Back to school with food allergies

food allergyA back-to-school checklist for parents whose child has a food allergy can set the stage for a safe and happy school year. It’s important to focus on communication with key people, being sure to ask questions. If the answer is uncertain or unclear, continue to ask until it is clear.

Read on to see what questions to ask.
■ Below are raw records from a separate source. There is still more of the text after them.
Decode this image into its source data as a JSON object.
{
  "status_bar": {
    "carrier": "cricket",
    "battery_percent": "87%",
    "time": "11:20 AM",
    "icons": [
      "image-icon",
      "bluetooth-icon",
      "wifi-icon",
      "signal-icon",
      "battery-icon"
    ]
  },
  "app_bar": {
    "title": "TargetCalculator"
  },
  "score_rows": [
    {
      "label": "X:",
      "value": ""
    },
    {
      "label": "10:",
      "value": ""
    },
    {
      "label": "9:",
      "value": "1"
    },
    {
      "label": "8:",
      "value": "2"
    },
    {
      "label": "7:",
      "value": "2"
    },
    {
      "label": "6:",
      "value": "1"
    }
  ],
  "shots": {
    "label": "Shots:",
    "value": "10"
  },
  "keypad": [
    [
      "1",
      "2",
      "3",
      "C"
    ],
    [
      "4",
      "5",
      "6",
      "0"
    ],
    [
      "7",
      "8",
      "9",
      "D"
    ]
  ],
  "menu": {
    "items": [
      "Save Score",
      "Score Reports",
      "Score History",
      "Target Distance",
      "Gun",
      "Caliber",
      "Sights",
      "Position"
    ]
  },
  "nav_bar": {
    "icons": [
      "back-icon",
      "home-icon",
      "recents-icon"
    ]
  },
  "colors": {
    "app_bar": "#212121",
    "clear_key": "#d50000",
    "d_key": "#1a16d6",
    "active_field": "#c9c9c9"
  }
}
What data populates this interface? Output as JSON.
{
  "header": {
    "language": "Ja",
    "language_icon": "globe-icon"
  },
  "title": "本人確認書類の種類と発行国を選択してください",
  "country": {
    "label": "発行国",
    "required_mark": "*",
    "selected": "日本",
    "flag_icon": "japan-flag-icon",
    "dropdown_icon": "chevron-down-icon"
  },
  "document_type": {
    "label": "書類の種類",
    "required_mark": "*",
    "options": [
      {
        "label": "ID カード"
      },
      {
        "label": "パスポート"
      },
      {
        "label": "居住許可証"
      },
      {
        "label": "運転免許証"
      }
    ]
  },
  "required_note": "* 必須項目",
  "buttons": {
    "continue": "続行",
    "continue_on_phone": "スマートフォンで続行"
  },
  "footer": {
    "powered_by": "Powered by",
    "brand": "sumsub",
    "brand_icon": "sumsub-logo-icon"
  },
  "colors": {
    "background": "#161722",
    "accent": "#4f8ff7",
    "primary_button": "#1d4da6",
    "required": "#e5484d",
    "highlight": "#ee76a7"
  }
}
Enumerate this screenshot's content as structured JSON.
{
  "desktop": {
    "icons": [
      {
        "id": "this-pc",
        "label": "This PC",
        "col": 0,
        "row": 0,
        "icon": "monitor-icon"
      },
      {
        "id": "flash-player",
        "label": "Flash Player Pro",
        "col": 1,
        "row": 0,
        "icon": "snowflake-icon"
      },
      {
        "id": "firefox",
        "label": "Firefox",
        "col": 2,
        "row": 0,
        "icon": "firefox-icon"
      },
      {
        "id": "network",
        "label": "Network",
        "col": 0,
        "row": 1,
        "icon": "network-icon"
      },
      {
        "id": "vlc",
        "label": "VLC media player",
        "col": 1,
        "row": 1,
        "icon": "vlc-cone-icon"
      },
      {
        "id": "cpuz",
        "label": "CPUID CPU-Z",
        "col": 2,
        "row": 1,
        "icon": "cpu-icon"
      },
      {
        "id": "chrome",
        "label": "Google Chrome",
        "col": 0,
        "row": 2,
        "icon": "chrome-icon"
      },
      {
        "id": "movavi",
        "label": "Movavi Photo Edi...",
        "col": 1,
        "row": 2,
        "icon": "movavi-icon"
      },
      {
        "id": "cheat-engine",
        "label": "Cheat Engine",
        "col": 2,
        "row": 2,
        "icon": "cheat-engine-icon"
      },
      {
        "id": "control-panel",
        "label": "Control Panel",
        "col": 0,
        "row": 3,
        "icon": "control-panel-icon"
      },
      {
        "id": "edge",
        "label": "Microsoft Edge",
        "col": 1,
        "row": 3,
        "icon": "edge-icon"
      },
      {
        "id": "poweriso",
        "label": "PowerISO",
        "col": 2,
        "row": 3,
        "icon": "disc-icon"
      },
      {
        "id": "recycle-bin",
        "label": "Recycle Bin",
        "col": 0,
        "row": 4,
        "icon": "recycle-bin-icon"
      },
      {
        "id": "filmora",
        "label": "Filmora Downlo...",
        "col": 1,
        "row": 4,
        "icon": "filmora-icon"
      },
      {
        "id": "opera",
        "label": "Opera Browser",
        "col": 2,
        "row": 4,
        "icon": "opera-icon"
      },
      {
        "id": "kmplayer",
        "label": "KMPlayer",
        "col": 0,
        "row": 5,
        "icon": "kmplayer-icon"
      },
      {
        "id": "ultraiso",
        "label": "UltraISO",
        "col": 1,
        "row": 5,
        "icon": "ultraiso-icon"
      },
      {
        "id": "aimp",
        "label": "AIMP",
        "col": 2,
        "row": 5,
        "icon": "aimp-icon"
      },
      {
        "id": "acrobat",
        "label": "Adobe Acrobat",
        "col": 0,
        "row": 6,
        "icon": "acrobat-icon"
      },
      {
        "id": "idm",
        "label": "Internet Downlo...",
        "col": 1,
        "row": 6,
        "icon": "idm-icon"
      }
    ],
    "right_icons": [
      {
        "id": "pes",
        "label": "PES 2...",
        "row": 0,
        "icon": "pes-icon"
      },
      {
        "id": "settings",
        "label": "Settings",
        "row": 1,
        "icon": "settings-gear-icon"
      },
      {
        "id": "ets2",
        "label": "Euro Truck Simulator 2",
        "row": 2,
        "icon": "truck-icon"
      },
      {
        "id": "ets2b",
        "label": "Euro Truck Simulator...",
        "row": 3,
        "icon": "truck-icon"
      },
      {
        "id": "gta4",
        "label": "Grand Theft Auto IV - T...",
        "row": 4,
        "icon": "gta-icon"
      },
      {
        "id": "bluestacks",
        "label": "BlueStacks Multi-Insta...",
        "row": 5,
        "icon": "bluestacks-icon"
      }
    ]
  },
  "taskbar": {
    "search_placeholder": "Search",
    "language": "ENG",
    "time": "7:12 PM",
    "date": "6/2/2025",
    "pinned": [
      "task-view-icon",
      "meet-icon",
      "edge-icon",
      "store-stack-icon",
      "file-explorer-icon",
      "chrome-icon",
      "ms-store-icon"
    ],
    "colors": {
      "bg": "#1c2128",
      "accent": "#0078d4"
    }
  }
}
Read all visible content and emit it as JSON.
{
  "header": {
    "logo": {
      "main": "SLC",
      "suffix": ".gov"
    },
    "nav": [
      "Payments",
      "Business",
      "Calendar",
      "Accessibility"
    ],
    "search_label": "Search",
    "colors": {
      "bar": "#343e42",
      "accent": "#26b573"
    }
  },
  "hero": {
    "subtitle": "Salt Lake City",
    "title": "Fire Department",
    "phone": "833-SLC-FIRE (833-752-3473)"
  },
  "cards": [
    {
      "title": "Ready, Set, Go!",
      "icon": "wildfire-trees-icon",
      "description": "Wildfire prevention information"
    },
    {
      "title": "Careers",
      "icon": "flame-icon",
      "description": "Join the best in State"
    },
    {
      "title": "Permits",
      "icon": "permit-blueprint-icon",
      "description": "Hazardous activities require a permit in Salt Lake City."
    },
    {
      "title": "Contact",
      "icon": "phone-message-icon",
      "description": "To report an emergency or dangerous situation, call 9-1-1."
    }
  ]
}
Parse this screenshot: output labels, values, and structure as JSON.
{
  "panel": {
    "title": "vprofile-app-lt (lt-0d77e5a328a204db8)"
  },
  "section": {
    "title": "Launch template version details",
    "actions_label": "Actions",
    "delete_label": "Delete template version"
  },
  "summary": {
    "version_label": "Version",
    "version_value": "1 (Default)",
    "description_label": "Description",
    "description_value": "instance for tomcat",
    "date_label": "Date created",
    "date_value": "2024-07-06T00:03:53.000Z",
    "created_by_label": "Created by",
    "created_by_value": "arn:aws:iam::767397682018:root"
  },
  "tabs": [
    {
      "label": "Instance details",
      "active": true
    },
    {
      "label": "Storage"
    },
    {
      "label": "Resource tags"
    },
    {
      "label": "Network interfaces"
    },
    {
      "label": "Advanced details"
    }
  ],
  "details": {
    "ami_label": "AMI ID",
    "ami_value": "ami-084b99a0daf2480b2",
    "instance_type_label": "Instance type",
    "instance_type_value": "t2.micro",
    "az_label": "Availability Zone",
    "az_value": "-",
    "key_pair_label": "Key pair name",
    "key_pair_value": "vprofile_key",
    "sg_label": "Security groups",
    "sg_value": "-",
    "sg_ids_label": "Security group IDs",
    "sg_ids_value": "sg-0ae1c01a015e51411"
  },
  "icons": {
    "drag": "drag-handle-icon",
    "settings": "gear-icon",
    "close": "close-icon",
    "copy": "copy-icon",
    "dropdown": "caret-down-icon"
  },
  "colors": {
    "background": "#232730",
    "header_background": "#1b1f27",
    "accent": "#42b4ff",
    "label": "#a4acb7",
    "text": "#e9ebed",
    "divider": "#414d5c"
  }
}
  • The school nurse
    • Is there a full-time school nurse?
      If not, what is the protocol for managing reactions if a nurse is not available?
    • Are school staff trained to recognize symptoms of an allergic emergency?
      Are they trained to respond? Who is trained? Are lunch and recess monitors trained?
    • Who should be alerted if a child has a reaction?
    • Are trained teachers or other school staff allowed to look for signs of anaphylaxis?
      Can they administer epinephrine to a student with a known allergy?
    • Find out policies.
      Does the school have peanut-/nut-free tables? Is it a peanut-/nut-allergy friendly school? It is extremely difficult to maintain schools that are completely peanut-free, particularly if other students are bringing in food from home.
    • What measures are in place to prevent accidental exposures?
  • Teacher
    • Does the school allow outside food for celebrations like birthdays?
      Many schools are turning away from this toward healthier and safer options.
    • If food is brought in from home, how is it checked for safety?
      Ideally, parents of children with food allergies should be notified and provided time to check ingredients. If not, request a system for advanced notification.
    • Keep a safe treat at school in case there is any uncertainty.
  • Doctor
    • Make sure there are unexpired EpiPens with your child’s name at school.
      Schools typically ask for two injectors that won’t expire during the school year.
    • Review the Anaphylaxis Action Plan.
      Make sure to have and understand the written plan to give to the school.
    • Review the new instructions for EpiPen.
      The biggest change is needing to hold the EpiPen against the leg for only three seconds instead of 10 seconds.
  • Your child
    • Remind her not to share or accept food, unless you approve it.
    • If she is having any symptoms, it is her job to tell an adult immediately.
    • Bullying or teasing about food allergies is not acceptable and should be reported. Remind your child to tell you if she feels bullied, and be sure to report any bullying or teasing to your child’s school.

Register for the Boston Children’s Hospital Food Allergy Symposium.


Get the Massachusetts guide Managing Life Threatening Food Allergies in Schools.

For schools in other states, check to see if your state has written guidelines, or refer to the Center for Disease Control and Prevention’s Guidelines.